- _Your assignment_
Print out the data below in full and exactly, skipping the pictures.

- _Data supplied_
-------

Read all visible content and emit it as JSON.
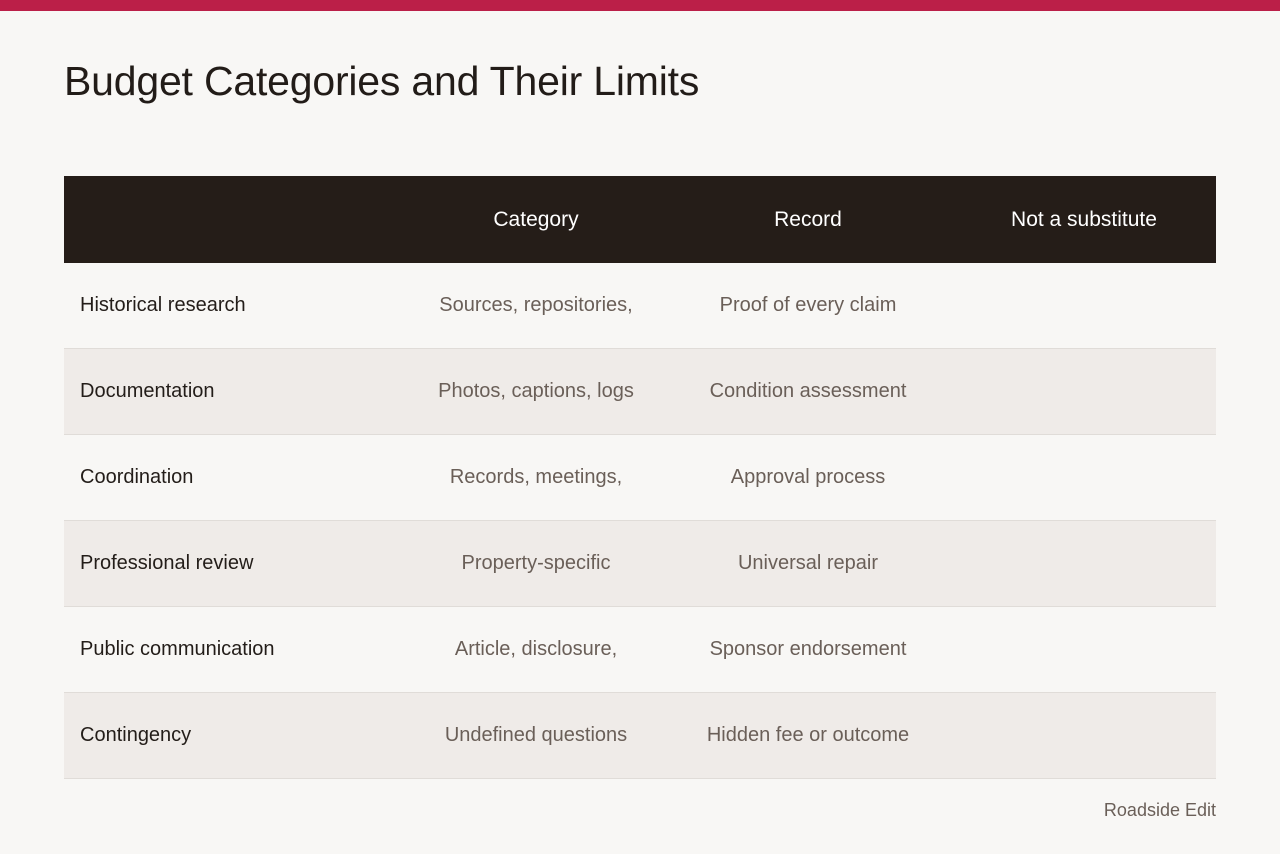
{
  "title": "Budget Categories and Their Limits",
  "colors": {
    "accent_bar": "#bb1f48",
    "header_bg": "#251d18",
    "row_alt_bg": "#efebe8",
    "page_bg": "#f8f7f5"
  },
  "table": {
    "headers": [
      "",
      "Category",
      "Record",
      "Not a substitute"
    ],
    "rows": [
      [
        "Historical research",
        "Sources, repositories,",
        "Proof of every claim",
        ""
      ],
      [
        "Documentation",
        "Photos, captions, logs",
        "Condition assessment",
        ""
      ],
      [
        "Coordination",
        "Records, meetings,",
        "Approval process",
        ""
      ],
      [
        "Professional review",
        "Property-specific",
        "Universal repair",
        ""
      ],
      [
        "Public communication",
        "Article, disclosure,",
        "Sponsor endorsement",
        ""
      ],
      [
        "Contingency",
        "Undefined questions",
        "Hidden fee or outcome",
        ""
      ]
    ]
  },
  "footer": "Roadside Edit"
}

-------

- _Response below_
Read all visible content and emit it as JSON.
{
  "title": "Budget Categories and Their Limits",
  "colors": {
    "accent_bar": "#bb1f48",
    "header_bg": "#251d18",
    "row_alt_bg": "#efebe8",
    "page_bg": "#f8f7f5"
  },
  "table": {
    "headers": [
      "",
      "Category",
      "Record",
      "Not a substitute"
    ],
    "rows": [
      [
        "Historical research",
        "Sources, repositories,",
        "Proof of every claim",
        ""
      ],
      [
        "Documentation",
        "Photos, captions, logs",
        "Condition assessment",
        ""
      ],
      [
        "Coordination",
        "Records, meetings,",
        "Approval process",
        ""
      ],
      [
        "Professional review",
        "Property-specific",
        "Universal repair",
        ""
      ],
      [
        "Public communication",
        "Article, disclosure,",
        "Sponsor endorsement",
        ""
      ],
      [
        "Contingency",
        "Undefined questions",
        "Hidden fee or outcome",
        ""
      ]
    ]
  },
  "footer": "Roadside Edit"
}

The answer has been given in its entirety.